## SUPPLIED RECORDS
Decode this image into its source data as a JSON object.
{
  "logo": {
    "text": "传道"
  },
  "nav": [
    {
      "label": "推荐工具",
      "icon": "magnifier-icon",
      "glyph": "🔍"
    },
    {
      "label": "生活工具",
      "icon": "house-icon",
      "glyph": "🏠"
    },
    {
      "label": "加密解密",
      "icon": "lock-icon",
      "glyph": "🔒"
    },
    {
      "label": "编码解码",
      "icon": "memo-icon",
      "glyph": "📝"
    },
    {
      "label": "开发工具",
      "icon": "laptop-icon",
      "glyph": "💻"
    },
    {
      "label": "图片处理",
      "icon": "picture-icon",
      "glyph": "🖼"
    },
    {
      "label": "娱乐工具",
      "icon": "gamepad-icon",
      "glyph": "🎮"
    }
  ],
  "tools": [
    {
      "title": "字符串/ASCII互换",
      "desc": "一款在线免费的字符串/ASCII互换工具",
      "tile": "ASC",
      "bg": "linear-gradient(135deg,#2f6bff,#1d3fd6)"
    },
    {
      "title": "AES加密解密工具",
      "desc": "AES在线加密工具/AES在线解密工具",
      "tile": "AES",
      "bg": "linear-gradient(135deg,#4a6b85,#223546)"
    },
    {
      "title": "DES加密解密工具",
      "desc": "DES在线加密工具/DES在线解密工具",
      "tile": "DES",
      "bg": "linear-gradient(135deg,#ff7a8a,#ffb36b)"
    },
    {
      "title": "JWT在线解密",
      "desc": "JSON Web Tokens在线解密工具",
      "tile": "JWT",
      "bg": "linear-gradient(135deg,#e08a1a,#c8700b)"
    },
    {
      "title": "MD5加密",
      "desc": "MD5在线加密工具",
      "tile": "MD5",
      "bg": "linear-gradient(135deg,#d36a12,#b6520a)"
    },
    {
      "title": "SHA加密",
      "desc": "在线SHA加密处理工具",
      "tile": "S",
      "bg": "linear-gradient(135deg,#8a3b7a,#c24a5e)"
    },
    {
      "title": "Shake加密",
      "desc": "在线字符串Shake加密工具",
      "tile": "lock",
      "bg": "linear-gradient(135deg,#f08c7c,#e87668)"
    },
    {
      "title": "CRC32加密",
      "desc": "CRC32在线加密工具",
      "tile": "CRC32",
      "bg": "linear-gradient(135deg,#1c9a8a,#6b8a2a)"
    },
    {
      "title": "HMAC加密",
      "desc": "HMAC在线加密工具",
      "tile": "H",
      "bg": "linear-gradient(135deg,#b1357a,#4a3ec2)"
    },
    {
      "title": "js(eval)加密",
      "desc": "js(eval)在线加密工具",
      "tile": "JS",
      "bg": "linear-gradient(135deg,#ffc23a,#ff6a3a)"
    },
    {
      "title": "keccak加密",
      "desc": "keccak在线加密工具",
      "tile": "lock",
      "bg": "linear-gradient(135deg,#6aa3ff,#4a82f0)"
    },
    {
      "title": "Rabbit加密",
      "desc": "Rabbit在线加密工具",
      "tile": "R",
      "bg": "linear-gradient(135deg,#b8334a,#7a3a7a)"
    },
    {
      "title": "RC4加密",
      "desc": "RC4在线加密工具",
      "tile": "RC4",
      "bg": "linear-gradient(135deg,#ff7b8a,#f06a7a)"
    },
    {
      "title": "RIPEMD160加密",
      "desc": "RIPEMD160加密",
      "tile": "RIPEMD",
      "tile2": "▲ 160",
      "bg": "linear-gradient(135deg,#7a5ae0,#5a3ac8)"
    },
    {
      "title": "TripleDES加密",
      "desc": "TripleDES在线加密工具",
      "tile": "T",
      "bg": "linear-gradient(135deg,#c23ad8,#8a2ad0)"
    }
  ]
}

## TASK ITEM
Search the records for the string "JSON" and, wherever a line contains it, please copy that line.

## WRITTEN RESPONSE
Decode this image into its source data as a JSON object.
      "desc": "JSON Web Tokens在线解密工具",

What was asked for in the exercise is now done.